** What is needed **
Scan the records below for lines with the word "text", then state how many you find and nothing else.

*** Opening Given records ***

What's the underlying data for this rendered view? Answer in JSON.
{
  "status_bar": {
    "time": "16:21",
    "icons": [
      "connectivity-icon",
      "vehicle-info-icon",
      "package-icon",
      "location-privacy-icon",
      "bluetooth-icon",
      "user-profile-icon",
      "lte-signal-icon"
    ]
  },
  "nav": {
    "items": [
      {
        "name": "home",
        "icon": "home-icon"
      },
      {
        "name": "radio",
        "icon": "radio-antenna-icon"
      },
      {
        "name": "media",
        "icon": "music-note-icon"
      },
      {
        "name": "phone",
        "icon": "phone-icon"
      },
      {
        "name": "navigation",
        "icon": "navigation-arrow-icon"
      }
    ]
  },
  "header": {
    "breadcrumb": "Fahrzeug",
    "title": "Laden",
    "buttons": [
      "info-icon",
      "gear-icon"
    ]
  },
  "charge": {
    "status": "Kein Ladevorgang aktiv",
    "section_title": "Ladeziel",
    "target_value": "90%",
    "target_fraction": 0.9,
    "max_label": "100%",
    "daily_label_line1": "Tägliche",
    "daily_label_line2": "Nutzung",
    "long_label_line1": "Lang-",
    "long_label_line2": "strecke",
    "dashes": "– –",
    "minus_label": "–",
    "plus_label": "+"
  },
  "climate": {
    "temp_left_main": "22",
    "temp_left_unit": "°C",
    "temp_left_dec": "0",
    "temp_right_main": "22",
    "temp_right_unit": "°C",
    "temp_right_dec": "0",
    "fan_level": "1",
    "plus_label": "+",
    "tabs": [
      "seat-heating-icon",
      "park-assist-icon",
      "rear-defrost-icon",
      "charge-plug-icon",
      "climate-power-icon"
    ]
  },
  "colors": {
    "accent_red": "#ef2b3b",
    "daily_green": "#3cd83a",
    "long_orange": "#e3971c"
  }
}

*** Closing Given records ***
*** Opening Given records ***

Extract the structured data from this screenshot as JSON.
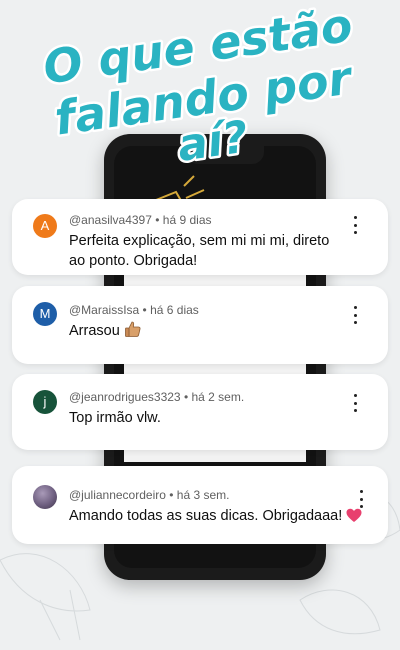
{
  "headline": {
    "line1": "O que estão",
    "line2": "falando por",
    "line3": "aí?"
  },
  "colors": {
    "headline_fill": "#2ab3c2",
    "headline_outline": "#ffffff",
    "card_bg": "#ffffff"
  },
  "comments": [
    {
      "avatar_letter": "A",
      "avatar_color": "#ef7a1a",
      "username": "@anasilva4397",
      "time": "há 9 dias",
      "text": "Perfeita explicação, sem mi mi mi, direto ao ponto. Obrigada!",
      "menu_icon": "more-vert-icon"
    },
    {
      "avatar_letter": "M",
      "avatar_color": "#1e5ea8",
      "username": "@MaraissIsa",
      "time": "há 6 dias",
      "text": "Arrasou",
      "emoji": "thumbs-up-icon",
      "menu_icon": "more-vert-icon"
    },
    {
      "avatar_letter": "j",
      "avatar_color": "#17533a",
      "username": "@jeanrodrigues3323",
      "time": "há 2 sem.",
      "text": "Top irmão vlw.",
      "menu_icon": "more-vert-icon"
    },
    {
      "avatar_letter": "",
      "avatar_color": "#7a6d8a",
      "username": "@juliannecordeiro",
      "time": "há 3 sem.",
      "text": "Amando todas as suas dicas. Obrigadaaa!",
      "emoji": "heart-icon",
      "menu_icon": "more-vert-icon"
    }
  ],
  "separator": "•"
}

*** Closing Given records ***

** Exercise answer **
4